The Big Time
I was twenty-four and in the middle of writing my first screenplay with my brother. We were writing it as quickly as we could so that when we arrived in Los Angeles, we’d have something to show to the agents and producers we were hoping to somehow manage to meet. I wanted to write it in the same way I’d written the sketch comedy show he and I had been performing for the last few years, which was to tap into the funny, tap into the cool, tap into the interesting I felt within me and let the funny, cool, and interesting find its way onto the page. But I couldn’t write this screenplay like that. It had to be able to impress agents and producers who, as I understood it, thought in terms millions of viewers and tens of millions of dollars, whereas my sketch comedy show on a good night performed to around 80 people and earned us slightly more than nothing. I had to write for The Big Time, and I wasn’t sure what that meant. I was not sure if my funny, cool and interesting was funny, cool, and interesting enough. So I smoked a lot of cigarettes plus a few other things, and didn’t sleep much, and caught a cold, and began to hear a great clock in the sky ticking its way down to the end of my creatively viable youth.
Then one evening my brother was at work and I wasn’t, and instead of writing more of the screenplay, I decided to describe what it felt like to catch a pass from my father.
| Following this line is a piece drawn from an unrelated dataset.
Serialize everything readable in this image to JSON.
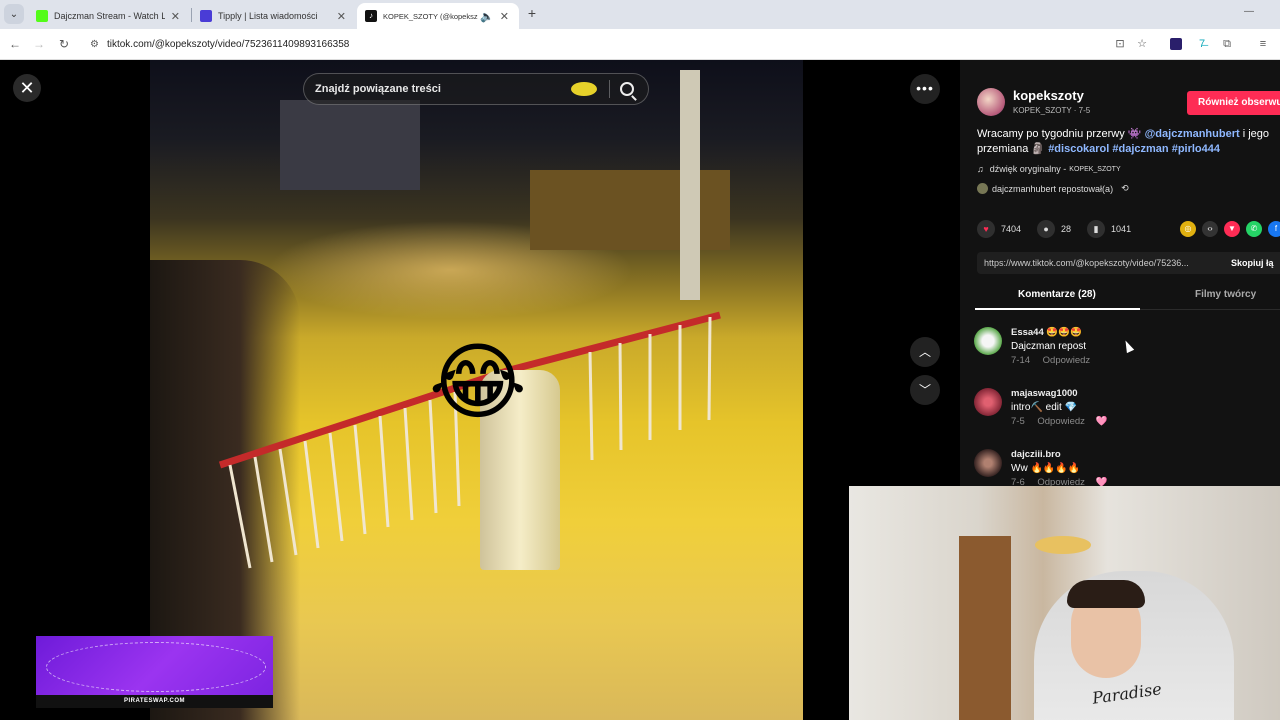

In one longish paragraph I wrote about the pleasure of running flat out down an open field, tracing the path of the ball in the sky and timing my run and my extended arms so that the ball and I would meet. I wrote about how I couldn’t do this often enough, and that even though I was technically practicing for our Sunday touch football games, was technically getting better so our team could win, the pleasure was all in the running and finding how my father and I were connected through that ball.
I spent an hour writing that paragraph, and when I’d finished, I sat back in my chair and felt something I hadn’t in quite some time. I didn’t want to leave the chair, in fact, because as soon as I did, I knew I’d be caught up once again in the momentum of my day, of which that screenplay was now a part. I wished for a moment that that this was the momentum of my day – the quiet, profitless knowing after writing something just to write it, of catching a ball just to catch it, of living a life just to live it.
Write Within Yourself: An Author's Companion. "A book to keep nearby whenever your writer's spirit needs feeding." Deb Caletti.